Last weekend St. Paul made room in its gathering spaces for an annual garden share. All shapes, sizes, and colors of food were carried in from the church’s community garden. Box-loads were brought in from personal gardens, too. Even if fresh fruits and vegetables do not make your mouth water, you could appreciate the artistically diverse spread on each of the tables.
“Shopping” for produce in this setting is a little bit different from what you might experience at a local grocery store. At a place like Hy-Vee you usually find that each of the tomatoes is the same, bright color of red and has a smooth, round shape. Or you see carrots that are straight, long, and pointy at the ends. At the garden share, there was no uniform look to the tomatoes and carrots at all. Some tomatoes were bulbous. Some carrots were crooked. Some were multicolored. Some were big and some were small.

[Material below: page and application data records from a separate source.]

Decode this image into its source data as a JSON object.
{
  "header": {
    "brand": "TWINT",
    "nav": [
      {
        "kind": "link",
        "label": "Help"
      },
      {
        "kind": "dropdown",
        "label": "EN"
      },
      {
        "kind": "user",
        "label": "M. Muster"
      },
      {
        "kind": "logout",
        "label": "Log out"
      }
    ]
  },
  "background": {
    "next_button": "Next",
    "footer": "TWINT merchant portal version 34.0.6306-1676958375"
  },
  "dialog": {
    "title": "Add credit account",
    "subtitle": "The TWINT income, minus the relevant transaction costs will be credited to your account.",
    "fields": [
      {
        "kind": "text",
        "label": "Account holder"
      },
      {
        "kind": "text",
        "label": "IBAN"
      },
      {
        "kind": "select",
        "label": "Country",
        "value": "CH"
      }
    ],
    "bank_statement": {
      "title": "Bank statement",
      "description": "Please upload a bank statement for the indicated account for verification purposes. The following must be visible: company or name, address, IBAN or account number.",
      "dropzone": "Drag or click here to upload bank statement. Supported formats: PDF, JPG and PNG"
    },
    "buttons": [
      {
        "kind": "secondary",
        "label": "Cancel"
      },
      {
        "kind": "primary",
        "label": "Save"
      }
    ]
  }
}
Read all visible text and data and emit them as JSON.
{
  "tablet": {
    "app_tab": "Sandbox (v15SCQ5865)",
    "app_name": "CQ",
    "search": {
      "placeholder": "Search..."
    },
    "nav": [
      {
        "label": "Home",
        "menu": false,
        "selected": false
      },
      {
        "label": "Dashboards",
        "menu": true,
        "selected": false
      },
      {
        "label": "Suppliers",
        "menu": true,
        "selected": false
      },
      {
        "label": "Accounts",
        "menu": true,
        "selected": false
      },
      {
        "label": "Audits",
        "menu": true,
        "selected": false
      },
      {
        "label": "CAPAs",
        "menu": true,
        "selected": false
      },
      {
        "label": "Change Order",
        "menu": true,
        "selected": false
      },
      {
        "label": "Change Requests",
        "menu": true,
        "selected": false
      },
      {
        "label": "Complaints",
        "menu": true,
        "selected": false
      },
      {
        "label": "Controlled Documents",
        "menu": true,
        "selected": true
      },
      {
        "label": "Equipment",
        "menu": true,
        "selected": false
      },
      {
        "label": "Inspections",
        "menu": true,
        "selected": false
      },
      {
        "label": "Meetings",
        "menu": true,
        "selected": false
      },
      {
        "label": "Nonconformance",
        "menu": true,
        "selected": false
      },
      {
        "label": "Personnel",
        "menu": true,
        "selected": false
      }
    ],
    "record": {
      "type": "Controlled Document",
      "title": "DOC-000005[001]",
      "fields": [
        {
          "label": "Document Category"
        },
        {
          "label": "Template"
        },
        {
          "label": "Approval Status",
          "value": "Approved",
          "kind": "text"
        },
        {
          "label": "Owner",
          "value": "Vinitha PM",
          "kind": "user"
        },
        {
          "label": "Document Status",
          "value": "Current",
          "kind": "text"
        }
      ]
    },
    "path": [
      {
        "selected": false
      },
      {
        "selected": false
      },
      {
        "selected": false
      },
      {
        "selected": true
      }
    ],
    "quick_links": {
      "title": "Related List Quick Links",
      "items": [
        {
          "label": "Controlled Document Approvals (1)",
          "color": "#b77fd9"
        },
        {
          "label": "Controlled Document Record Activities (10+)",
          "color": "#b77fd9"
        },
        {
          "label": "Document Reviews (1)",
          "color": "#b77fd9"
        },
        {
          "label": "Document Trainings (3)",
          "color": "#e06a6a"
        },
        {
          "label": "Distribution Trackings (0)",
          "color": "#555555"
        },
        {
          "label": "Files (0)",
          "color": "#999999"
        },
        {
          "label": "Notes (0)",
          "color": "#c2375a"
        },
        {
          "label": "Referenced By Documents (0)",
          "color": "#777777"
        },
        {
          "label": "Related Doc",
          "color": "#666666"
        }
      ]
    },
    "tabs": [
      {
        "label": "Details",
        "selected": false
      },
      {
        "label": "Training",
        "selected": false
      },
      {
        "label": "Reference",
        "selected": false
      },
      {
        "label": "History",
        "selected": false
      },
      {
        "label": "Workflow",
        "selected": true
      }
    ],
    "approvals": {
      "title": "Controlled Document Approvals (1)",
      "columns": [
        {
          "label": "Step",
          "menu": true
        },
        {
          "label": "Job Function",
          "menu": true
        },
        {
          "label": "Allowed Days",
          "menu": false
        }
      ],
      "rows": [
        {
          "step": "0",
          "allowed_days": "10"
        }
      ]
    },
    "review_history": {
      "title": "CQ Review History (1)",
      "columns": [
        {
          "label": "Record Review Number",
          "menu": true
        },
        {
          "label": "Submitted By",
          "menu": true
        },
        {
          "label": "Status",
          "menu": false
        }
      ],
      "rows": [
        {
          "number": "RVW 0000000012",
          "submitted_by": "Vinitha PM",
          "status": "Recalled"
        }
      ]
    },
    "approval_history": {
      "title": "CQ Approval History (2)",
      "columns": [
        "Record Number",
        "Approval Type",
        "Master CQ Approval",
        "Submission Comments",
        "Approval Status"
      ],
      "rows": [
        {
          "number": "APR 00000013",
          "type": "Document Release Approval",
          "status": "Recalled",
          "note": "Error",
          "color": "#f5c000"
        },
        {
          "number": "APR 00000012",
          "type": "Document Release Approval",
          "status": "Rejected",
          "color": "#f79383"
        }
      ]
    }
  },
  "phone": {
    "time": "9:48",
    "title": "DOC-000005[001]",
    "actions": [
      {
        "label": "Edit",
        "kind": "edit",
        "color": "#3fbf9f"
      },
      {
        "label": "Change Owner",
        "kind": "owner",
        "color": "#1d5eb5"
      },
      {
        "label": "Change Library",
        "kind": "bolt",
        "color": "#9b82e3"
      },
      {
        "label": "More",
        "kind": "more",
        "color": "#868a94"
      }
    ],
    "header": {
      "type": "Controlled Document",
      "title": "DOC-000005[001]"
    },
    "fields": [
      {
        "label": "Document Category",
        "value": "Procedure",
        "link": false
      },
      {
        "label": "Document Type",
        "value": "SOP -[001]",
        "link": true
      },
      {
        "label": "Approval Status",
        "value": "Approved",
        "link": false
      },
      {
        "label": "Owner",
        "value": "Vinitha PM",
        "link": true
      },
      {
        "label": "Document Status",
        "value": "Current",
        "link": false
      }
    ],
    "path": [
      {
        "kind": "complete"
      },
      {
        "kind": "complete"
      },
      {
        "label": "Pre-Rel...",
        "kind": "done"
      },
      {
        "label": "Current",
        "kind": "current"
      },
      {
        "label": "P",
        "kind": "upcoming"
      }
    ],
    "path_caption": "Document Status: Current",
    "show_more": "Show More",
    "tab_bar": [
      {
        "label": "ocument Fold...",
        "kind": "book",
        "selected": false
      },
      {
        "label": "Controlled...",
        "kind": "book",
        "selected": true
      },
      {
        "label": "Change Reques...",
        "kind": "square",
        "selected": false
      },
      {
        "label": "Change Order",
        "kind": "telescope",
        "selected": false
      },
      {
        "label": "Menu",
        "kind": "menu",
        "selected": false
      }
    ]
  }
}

Whereas a grocer might not put out some of the “odd”-looking produce, anything was welcome on the tables of the garden share. In fact, sometimes the more uniquely shaped fruits and vegetables are the most delicious! The star of the show last weekend was probably one of the most alarming plants: the massive, snakelike cucuzza squashes. (If you took one of those home, be sure to let us know how it tastes!)
Gardens can offer so many wonderful metaphors for the church. Small seeds grow into elaborate works of art. Each variety of plant requires a specific form of attention and care. One plot of soil can provide a home for so many different species of flora.
What struck me while I watched bags full of goodies go home with happy, hungry people was that there was a place and purpose for everything. Even the smallest potato could be mashed with the rest. Even the sourest grape was not left off of the bunch. Even the hottest pepper could make some brave soul sweat.
I hope that we can treat each other with the same state of mind. That we can live free from the evils of discrimination, and make sure that differences between us are celebrated instead of demonized. Jesus is often quoted as saying, “Blessed are the poor in spirit; blessed are those who mourn; blessed are the meek.” And he lived his life accordingly, challenging us to do the same.
God’s love is a lot bigger than the love we are used to in the world. And it pushes past labels and boundaries that we come across in our daily lives. Let’s find the courage to do the same, and reach out to new people in our lives – outcasts, “rotten” fruits and vegetables – who may need that love the most.